This past fall, two of my inorganic students made some M(acac)3 complexes and had good luck with the Evans method. (Sealing the tiny capillary tubes to go inside the NMR tubes was probably the best part.)  Adam Johnson's LO was very helpful in learning how to approach our data analysis.  In the past, we've had our students grow single crystals for XRD analysis.  If you have that option, HIlary Eppley's LO about crystal growing techniques is very useful.

We also have a new type of learning object on the site - the syllabus LO.  You can check out my inorganic lab course here

Feel free to shoot me an email with any questions, or post them here. Inorganic lab has become one of my favorite courses.

-Anne

PS I think I have successfully embedded all sorts of links into this message.  Here's hoping they work.

Sabrina G. Sobel, Hofstra University
Sabrina G. Sobel, Hofstra University's picture
Offline
Last seen: 3 weeks 1 day ago
Joined: 05/01/2012 - 9:56am

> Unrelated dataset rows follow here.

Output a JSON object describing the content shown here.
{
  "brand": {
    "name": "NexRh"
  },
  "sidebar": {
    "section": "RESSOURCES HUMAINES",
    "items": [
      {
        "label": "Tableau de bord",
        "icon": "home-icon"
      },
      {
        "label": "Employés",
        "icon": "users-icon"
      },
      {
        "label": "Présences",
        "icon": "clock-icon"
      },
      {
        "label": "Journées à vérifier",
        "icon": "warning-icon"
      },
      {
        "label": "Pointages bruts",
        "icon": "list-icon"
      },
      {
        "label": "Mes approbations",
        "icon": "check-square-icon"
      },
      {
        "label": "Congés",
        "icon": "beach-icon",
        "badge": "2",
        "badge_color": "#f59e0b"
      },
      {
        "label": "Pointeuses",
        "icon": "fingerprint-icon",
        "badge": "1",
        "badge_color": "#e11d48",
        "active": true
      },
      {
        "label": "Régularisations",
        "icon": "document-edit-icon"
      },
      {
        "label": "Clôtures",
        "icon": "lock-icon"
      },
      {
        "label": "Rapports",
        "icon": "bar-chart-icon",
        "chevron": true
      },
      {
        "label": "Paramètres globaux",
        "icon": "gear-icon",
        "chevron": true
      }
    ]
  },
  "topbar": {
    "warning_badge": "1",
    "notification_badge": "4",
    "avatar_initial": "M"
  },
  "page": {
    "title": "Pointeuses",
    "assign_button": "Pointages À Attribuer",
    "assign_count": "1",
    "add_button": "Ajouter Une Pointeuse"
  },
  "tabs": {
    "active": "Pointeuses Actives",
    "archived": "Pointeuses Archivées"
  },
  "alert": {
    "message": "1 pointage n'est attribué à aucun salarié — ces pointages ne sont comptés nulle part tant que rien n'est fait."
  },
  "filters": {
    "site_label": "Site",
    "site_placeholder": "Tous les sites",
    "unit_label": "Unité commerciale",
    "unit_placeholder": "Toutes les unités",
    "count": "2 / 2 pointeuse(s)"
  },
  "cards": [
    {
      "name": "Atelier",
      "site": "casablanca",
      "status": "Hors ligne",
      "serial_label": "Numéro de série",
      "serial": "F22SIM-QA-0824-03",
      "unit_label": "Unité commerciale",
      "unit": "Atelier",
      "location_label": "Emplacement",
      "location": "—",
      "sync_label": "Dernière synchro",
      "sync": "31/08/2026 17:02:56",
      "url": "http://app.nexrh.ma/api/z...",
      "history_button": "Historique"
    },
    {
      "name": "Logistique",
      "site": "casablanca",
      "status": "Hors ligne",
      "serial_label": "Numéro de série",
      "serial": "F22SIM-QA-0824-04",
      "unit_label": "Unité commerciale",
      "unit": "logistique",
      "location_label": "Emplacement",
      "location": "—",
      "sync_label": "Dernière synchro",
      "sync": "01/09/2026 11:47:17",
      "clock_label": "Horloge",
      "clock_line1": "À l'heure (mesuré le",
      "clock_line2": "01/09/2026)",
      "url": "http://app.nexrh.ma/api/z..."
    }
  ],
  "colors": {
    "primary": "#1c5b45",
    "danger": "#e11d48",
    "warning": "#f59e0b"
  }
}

I've used the MSB-1 as well, to determine the percent paramagnetism in the copper(II) acetate dimer. My frustration is in loading the sample into the tube, and getting it out again, drying the tube for the next use. Tubes are expensive, and hard to work with. Otherwise, the MSB-1 has worked well, reliable and holds calibration. It was about $20K a few years back.